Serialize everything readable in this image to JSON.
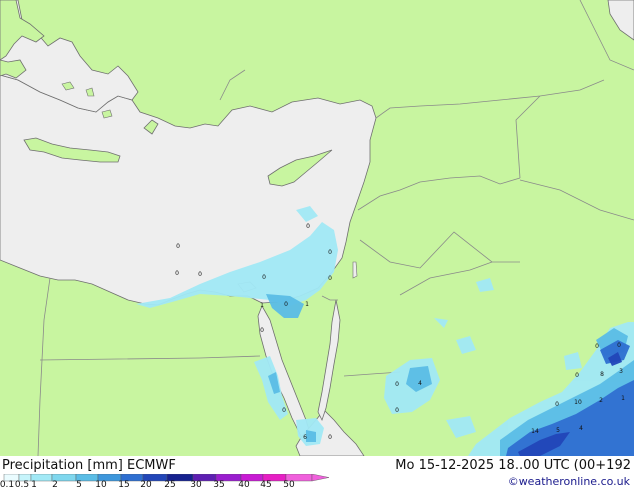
{
  "footer": {
    "title": "Precipitation [mm]  ECMWF",
    "datetime": "Mo 15-12-2025 18..00 UTC (00+192",
    "credit": "©weatheronline.co.uk"
  },
  "colors": {
    "land": "#c8f5a0",
    "sea": "#eeeeee",
    "border": "#8a8a8a",
    "coast": "#6f6f6f"
  },
  "legend": {
    "ticks": [
      "0.1",
      "0.5",
      "1",
      "2",
      "5",
      "10",
      "15",
      "20",
      "25",
      "30",
      "35",
      "40",
      "45",
      "50"
    ],
    "colors": [
      "#eafcff",
      "#c6f4fb",
      "#a2e9f6",
      "#7fd7ee",
      "#5bbde6",
      "#3e97dc",
      "#2f6fd1",
      "#2246b8",
      "#16228f",
      "#5e1fb2",
      "#9a1ecf",
      "#c81bd4",
      "#e61fc4",
      "#f060dc"
    ]
  },
  "map": {
    "grid_values": [
      {
        "label": "0"
      },
      {
        "label": "0"
      },
      {
        "label": "0"
      },
      {
        "label": "0"
      },
      {
        "label": "0"
      },
      {
        "label": "0"
      },
      {
        "label": "0"
      },
      {
        "label": "1"
      },
      {
        "label": "0"
      },
      {
        "label": "1"
      },
      {
        "label": "0"
      },
      {
        "label": "0"
      },
      {
        "label": "0"
      },
      {
        "label": "6"
      },
      {
        "label": "0"
      },
      {
        "label": "0"
      },
      {
        "label": "4"
      },
      {
        "label": "0"
      },
      {
        "label": "0"
      },
      {
        "label": "0"
      },
      {
        "label": "8"
      },
      {
        "label": "3"
      },
      {
        "label": "0"
      },
      {
        "label": "10"
      },
      {
        "label": "2"
      },
      {
        "label": "1"
      },
      {
        "label": "14"
      },
      {
        "label": "5"
      },
      {
        "label": "4"
      }
    ]
  }
}
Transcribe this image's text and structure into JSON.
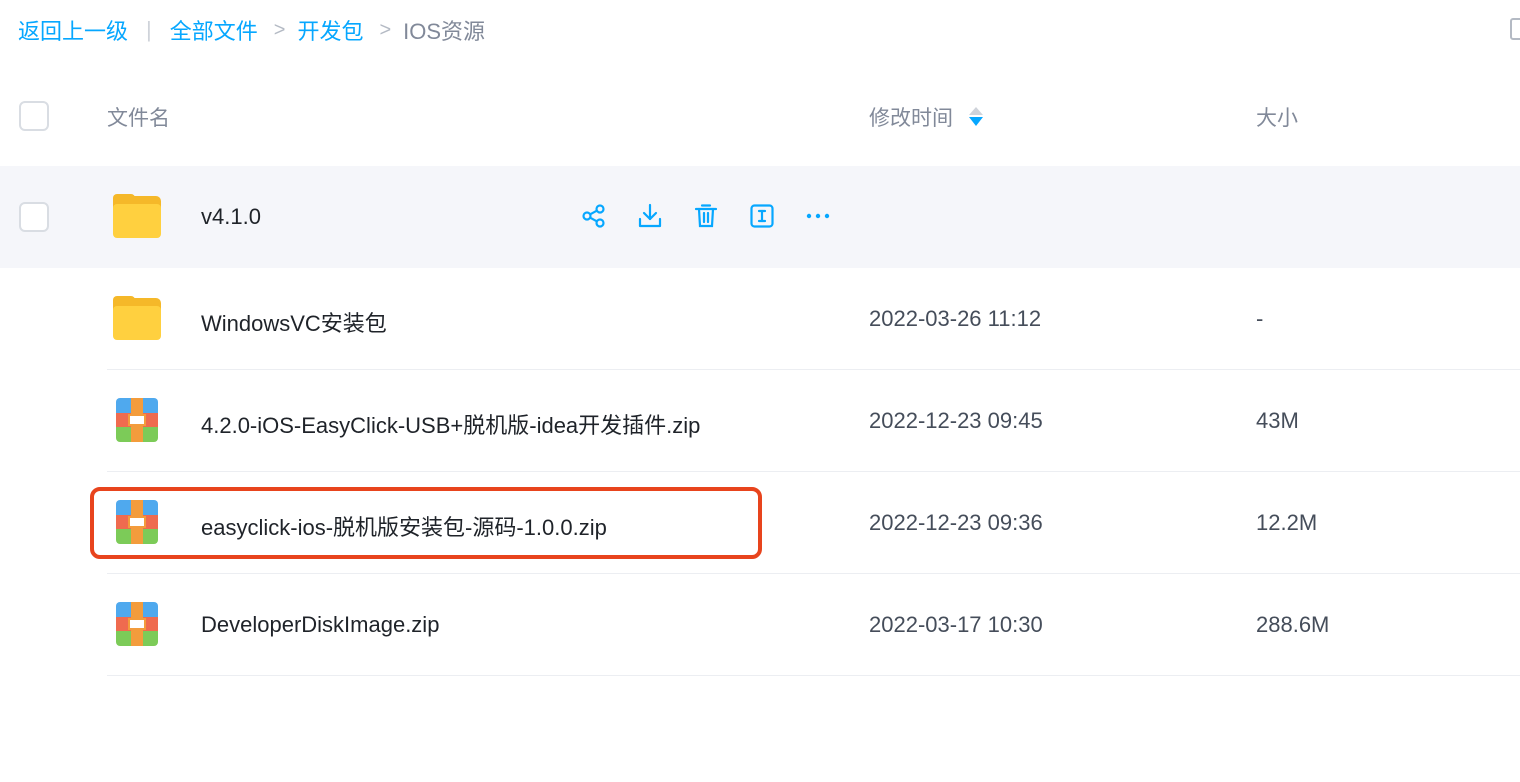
{
  "breadcrumb": {
    "back": "返回上一级",
    "all_files": "全部文件",
    "folder": "开发包",
    "current": "IOS资源"
  },
  "header": {
    "name": "文件名",
    "time": "修改时间",
    "size": "大小"
  },
  "rows": [
    {
      "name": "v4.1.0",
      "time": "",
      "size": "",
      "type": "folder"
    },
    {
      "name": "WindowsVC安装包",
      "time": "2022-03-26 11:12",
      "size": "-",
      "type": "folder"
    },
    {
      "name": "4.2.0-iOS-EasyClick-USB+脱机版-idea开发插件.zip",
      "time": "2022-12-23 09:45",
      "size": "43M",
      "type": "zip"
    },
    {
      "name": "easyclick-ios-脱机版安装包-源码-1.0.0.zip",
      "time": "2022-12-23 09:36",
      "size": "12.2M",
      "type": "zip"
    },
    {
      "name": "DeveloperDiskImage.zip",
      "time": "2022-03-17 10:30",
      "size": "288.6M",
      "type": "zip"
    }
  ],
  "colors": {
    "accent": "#06a7ff",
    "highlight": "#e8441d",
    "hover_row": "#f5f6fa"
  },
  "icons": [
    "share-icon",
    "download-icon",
    "delete-icon",
    "rename-icon",
    "more-icon",
    "folder-icon",
    "zip-icon",
    "sort-icon"
  ]
}
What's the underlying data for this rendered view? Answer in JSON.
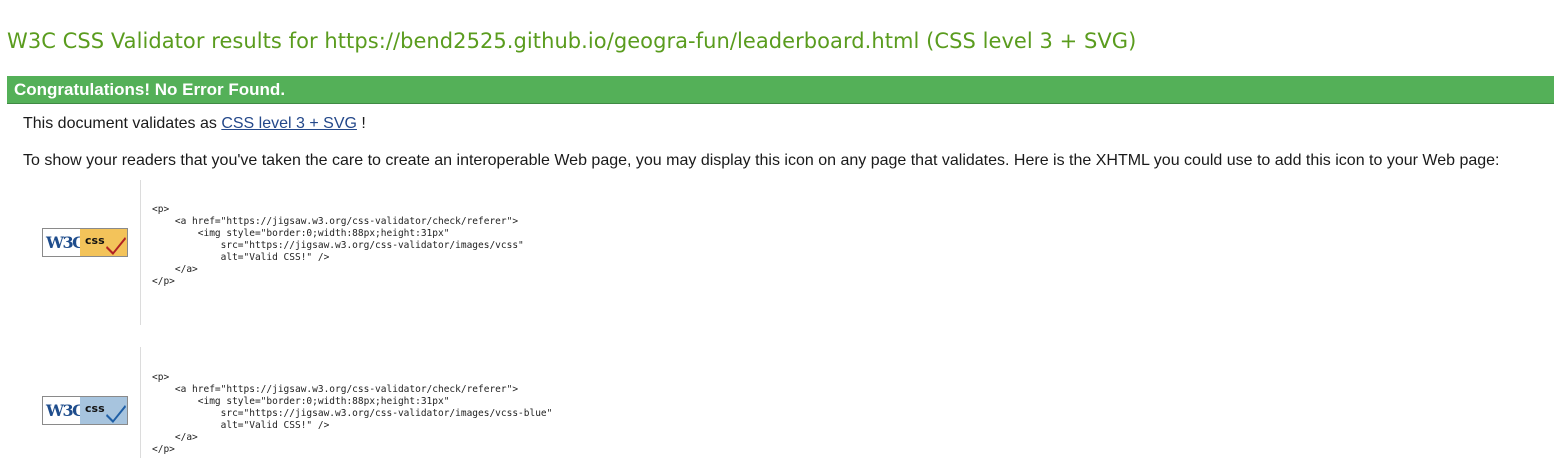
{
  "page": {
    "title": "W3C CSS Validator results for https://bend2525.github.io/geogra-fun/leaderboard.html (CSS level 3 + SVG)"
  },
  "banner": {
    "message": "Congratulations! No Error Found.",
    "color": "#54b058"
  },
  "validates": {
    "prefix": "This document validates as",
    "link_label": "CSS level 3 + SVG",
    "suffix": "!"
  },
  "instructions": {
    "text": "To show your readers that you've taken the care to create an interoperable Web page, you may display this icon on any page that validates. Here is the XHTML you could use to add this icon to your Web page:"
  },
  "badges": [
    {
      "variant": "gold",
      "logo_text": "W3C",
      "css_text": "css",
      "check_color": "#b22222",
      "code": "<p>\n    <a href=\"https://jigsaw.w3.org/css-validator/check/referer\">\n        <img style=\"border:0;width:88px;height:31px\"\n            src=\"https://jigsaw.w3.org/css-validator/images/vcss\"\n            alt=\"Valid CSS!\" />\n    </a>\n</p>"
    },
    {
      "variant": "blue",
      "logo_text": "W3C",
      "css_text": "css",
      "check_color": "#1f5fa6",
      "code": "<p>\n    <a href=\"https://jigsaw.w3.org/css-validator/check/referer\">\n        <img style=\"border:0;width:88px;height:31px\"\n            src=\"https://jigsaw.w3.org/css-validator/images/vcss-blue\"\n            alt=\"Valid CSS!\" />\n    </a>\n</p>"
    }
  ],
  "colors": {
    "title": "#5a9c1e",
    "link": "#24488a"
  }
}
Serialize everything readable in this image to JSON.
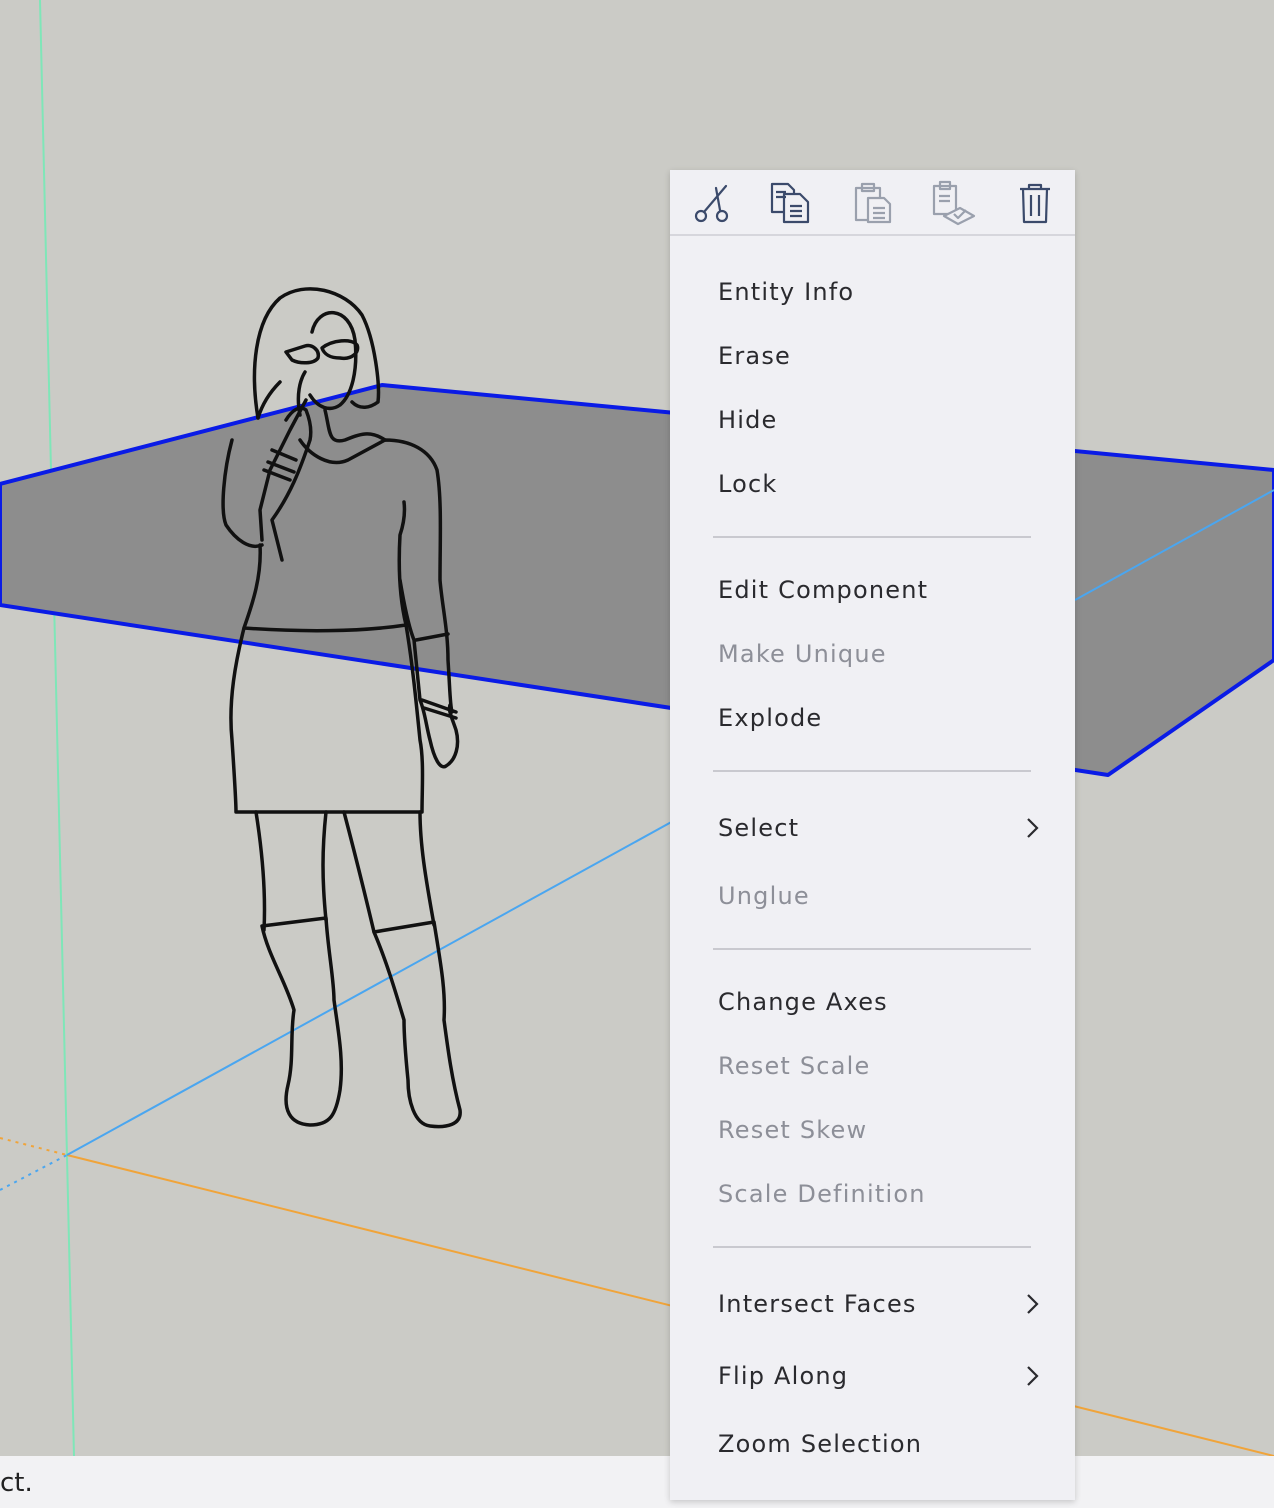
{
  "status_bar": {
    "text": "ct."
  },
  "toolbar": {
    "icons": [
      "scissors-icon",
      "copy-icon",
      "paste-icon",
      "paste-in-place-icon",
      "trash-icon"
    ]
  },
  "menu": {
    "items": [
      {
        "label": "Entity Info",
        "enabled": true
      },
      {
        "label": "Erase",
        "enabled": true
      },
      {
        "label": "Hide",
        "enabled": true
      },
      {
        "label": "Lock",
        "enabled": true
      },
      {
        "label": "Edit Component",
        "enabled": true
      },
      {
        "label": "Make Unique",
        "enabled": false
      },
      {
        "label": "Explode",
        "enabled": true
      },
      {
        "label": "Select",
        "enabled": true,
        "submenu": true
      },
      {
        "label": "Unglue",
        "enabled": false
      },
      {
        "label": "Change Axes",
        "enabled": true
      },
      {
        "label": "Reset Scale",
        "enabled": false
      },
      {
        "label": "Reset Skew",
        "enabled": false
      },
      {
        "label": "Scale Definition",
        "enabled": false
      },
      {
        "label": "Intersect Faces",
        "enabled": true,
        "submenu": true
      },
      {
        "label": "Flip Along",
        "enabled": true,
        "submenu": true
      },
      {
        "label": "Zoom Selection",
        "enabled": true
      }
    ]
  },
  "colors": {
    "background": "#cbcbc6",
    "face": "#8d8d8d",
    "selection_edge": "#0a1be6",
    "green_axis": "#7fe6b8",
    "red_axis": "#f0a43a",
    "blue_axis": "#4aa6f0",
    "menu_bg": "#f0f0f4",
    "text_enabled": "#2a2a2e",
    "text_disabled": "#8d8f98",
    "icon_enabled": "#3b4a6b",
    "icon_disabled": "#9aa0ad"
  }
}
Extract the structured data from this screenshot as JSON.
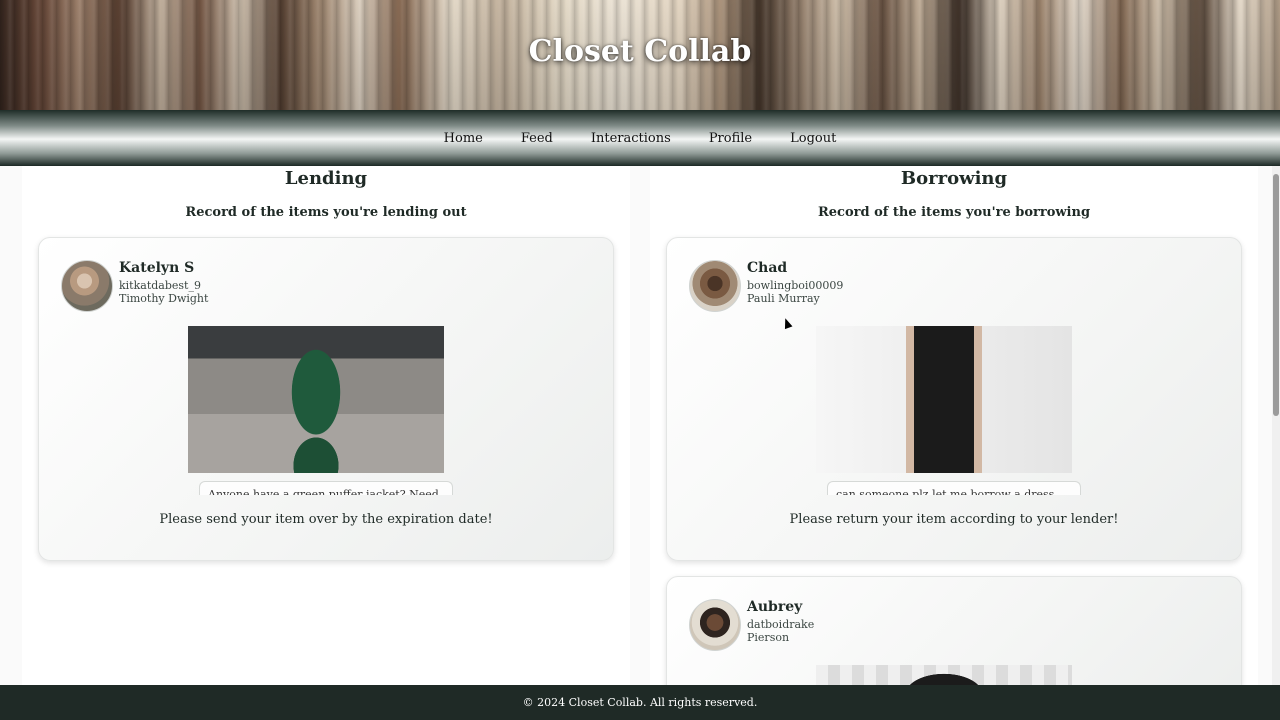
{
  "header": {
    "site_title": "Closet Collab"
  },
  "nav": {
    "items": [
      "Home",
      "Feed",
      "Interactions",
      "Profile",
      "Logout"
    ]
  },
  "lending": {
    "title": "Lending",
    "subtitle": "Record of the items you're lending out",
    "cards": [
      {
        "name": "Katelyn S",
        "handle": "kitkatdabest_9",
        "college": "Timothy Dwight",
        "description": "Anyone have a green puffer jacket? Need",
        "note": "Please send your item over by the expiration date!"
      }
    ]
  },
  "borrowing": {
    "title": "Borrowing",
    "subtitle": "Record of the items you're borrowing",
    "cards": [
      {
        "name": "Chad",
        "handle": "bowlingboi00009",
        "college": "Pauli Murray",
        "description": "can someone plz let me borrow a dress",
        "note": "Please return your item according to your lender!"
      },
      {
        "name": "Aubrey",
        "handle": "datboidrake",
        "college": "Pierson"
      }
    ]
  },
  "footer": {
    "text": "© 2024 Closet Collab. All rights reserved."
  }
}
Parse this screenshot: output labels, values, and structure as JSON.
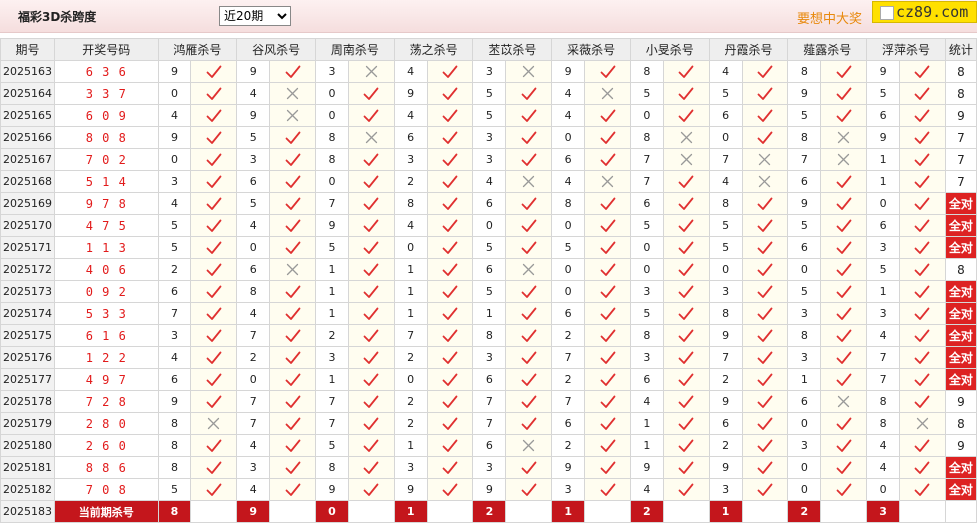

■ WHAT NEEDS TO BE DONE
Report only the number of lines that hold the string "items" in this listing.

■ RESPONSE TO THE TASK
4